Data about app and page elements
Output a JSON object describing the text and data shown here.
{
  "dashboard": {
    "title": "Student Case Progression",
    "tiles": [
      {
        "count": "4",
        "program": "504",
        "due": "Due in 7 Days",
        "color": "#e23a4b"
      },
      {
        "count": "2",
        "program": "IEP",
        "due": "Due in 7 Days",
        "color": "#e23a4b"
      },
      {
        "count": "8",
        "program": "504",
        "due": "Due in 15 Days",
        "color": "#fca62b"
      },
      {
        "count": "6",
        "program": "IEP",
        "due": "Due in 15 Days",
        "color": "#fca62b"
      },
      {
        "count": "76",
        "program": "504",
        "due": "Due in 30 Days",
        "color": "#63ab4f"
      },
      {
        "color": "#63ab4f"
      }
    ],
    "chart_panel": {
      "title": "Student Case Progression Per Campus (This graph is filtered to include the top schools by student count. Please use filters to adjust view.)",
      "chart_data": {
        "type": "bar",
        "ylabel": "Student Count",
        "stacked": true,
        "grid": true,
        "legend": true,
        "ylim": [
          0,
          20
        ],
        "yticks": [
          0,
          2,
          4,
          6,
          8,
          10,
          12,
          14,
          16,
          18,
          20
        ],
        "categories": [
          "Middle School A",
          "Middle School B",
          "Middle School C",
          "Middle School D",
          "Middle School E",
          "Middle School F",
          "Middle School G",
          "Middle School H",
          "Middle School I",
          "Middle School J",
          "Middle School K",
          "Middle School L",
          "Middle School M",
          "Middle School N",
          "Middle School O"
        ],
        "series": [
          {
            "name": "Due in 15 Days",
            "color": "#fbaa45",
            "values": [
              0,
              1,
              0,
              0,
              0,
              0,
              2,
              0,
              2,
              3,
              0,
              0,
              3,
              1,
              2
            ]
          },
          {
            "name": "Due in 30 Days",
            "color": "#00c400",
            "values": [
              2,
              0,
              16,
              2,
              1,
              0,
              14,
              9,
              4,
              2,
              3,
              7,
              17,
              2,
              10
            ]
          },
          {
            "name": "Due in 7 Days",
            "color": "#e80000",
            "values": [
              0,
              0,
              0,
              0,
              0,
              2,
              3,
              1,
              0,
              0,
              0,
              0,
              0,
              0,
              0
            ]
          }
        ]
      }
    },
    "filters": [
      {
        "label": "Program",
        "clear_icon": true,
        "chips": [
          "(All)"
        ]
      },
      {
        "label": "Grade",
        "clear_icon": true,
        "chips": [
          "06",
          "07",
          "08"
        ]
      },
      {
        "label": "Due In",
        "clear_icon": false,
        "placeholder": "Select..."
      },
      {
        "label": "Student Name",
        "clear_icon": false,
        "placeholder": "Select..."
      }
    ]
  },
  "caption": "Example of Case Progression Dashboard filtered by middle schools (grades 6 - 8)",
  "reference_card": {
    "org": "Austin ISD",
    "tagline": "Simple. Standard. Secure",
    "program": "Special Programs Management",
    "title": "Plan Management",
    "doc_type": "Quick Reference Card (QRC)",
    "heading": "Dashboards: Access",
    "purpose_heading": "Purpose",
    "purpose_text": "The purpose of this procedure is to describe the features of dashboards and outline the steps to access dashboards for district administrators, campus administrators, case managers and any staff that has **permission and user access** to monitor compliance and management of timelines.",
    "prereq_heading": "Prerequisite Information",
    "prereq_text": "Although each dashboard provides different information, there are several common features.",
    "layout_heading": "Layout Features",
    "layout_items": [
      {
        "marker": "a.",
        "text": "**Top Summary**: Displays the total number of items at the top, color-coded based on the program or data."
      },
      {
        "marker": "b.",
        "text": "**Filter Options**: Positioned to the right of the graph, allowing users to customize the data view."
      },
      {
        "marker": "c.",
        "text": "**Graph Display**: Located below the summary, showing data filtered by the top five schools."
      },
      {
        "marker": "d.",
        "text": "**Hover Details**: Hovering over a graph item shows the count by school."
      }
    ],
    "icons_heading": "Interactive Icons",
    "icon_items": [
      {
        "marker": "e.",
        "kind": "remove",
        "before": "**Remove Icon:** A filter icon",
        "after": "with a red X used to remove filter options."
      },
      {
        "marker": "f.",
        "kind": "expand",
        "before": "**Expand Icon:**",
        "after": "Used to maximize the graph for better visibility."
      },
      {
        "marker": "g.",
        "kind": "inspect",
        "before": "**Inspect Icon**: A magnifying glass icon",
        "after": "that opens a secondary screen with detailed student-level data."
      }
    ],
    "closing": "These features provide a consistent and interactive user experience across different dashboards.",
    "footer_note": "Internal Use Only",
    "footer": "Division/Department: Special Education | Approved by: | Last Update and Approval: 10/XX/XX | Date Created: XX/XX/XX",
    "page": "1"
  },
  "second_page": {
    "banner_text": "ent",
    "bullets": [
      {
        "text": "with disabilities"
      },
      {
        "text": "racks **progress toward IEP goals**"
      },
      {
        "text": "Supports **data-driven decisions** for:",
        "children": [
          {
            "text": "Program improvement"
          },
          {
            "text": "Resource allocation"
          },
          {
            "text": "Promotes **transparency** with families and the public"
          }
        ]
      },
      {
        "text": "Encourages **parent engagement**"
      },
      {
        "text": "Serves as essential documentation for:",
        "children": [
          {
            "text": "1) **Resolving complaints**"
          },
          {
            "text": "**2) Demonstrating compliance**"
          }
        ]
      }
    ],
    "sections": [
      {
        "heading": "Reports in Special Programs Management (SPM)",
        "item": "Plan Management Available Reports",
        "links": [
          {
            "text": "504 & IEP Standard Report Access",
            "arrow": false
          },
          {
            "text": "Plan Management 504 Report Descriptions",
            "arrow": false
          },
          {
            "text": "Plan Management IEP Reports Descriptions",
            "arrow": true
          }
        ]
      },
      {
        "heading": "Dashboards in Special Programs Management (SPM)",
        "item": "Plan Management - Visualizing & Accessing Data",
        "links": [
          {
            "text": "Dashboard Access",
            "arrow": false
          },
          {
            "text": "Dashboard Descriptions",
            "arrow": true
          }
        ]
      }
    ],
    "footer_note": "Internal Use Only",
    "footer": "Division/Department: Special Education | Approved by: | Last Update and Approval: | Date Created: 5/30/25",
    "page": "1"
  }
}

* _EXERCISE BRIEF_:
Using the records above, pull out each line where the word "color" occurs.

* _WRITTEN ANSWER_:
        "color": "#e23a4b"
        "color": "#e23a4b"
        "color": "#fca62b"
        "color": "#fca62b"
        "color": "#63ab4f"
        "color": "#63ab4f"
            "color": "#fbaa45",
            "color": "#00c400",
            "color": "#e80000",
        "text": "**Top Summary**: Displays the total number of items at the top, color-coded based on the program or data."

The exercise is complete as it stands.